...when she actually just needed a ride. I didn’t ask her name. I didn’t ask where she was going with a big ass aasics bookbag. She looked like she came fresh from practice.
“Can I use your phone?”
I’m not gonna lie, I was a second from walking away from her. Living in a city like Chicago will have you thinking everyone is out to kill you. It sucks because some Chicagoans have a hospitable nature to them, making it hard to distinguish the friendly from the fake.
Still, I couldn’t just leave my sister on the side of the road. I couldn’t help but feel like she needed me, anyway, as she wandered down east 55th. She couldn’t have been older than 15.
“My phone is broken and I don’t see my dad,” she said. “I think I got off at the wrong stop.”
Yup. Just a youngin’. She’s lucky I wasn’t in a rush to roast the produce I was lugging around. I was almost in the clear, too--that point where you walk past someone far enough so you can pretend you can’t hear them. But she caught me with that puppy-dog face and soft voice.
“Uum. I’ll call him for you and put him on speaker. What’s his number?”

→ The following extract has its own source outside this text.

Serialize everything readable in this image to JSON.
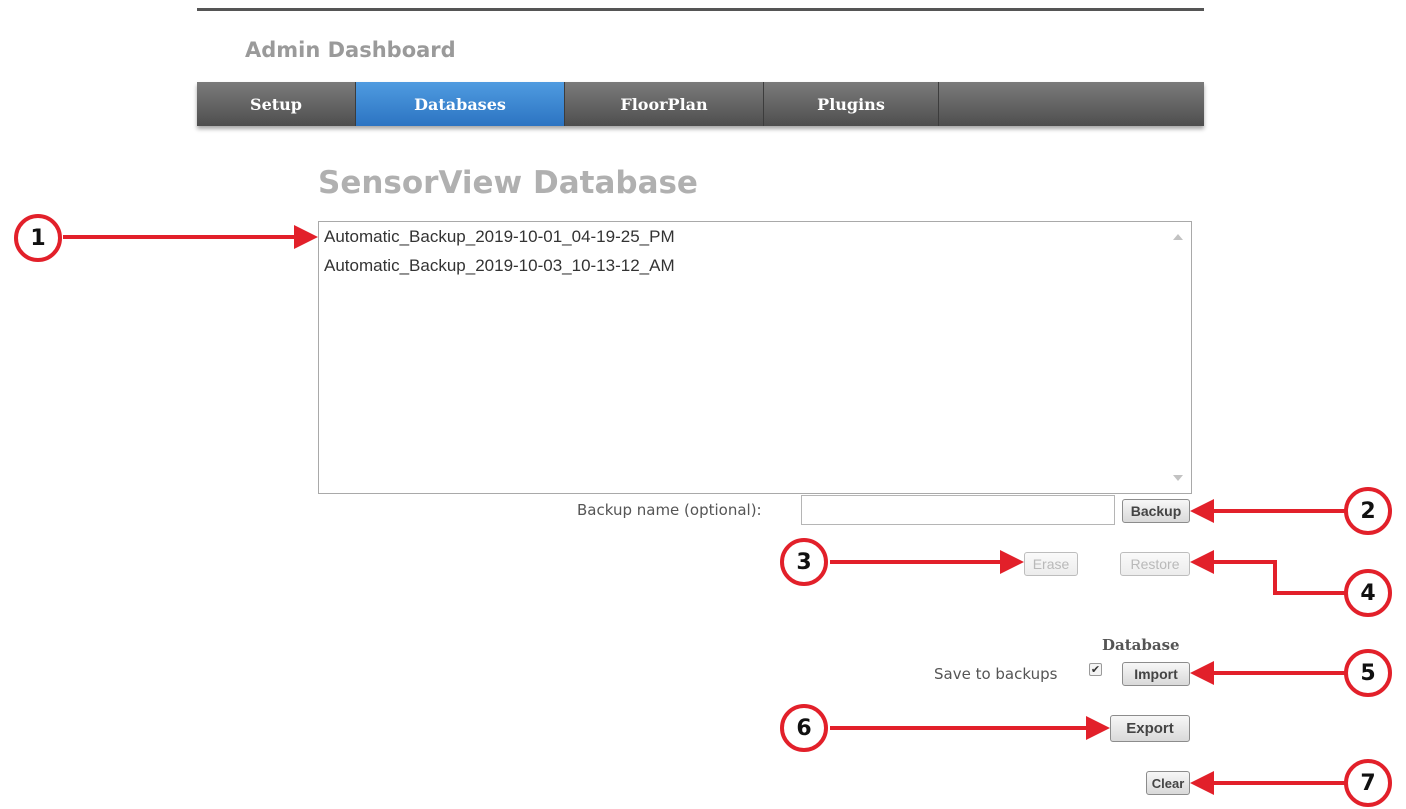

After she confirmed with her father over the phone, I asked if she was good, then walked away. I still had to make dinner and this produce wasn’t going to cook itself. But, something in my spirit wouldn’t let me walk in the house. Maybe it was because I actually cared about the girl’s well-being. What if, I thought, something happened to her as soon as I turned the corner? What if she was attacked? I would want someone to make sure I was okay, even if I didn’t know them. Why was I so quick to dismiss this young lady on the street?
I was a block away from the front gate when I turned around. When I got back to the spot she was gone.
I hope she made it home safe and sound.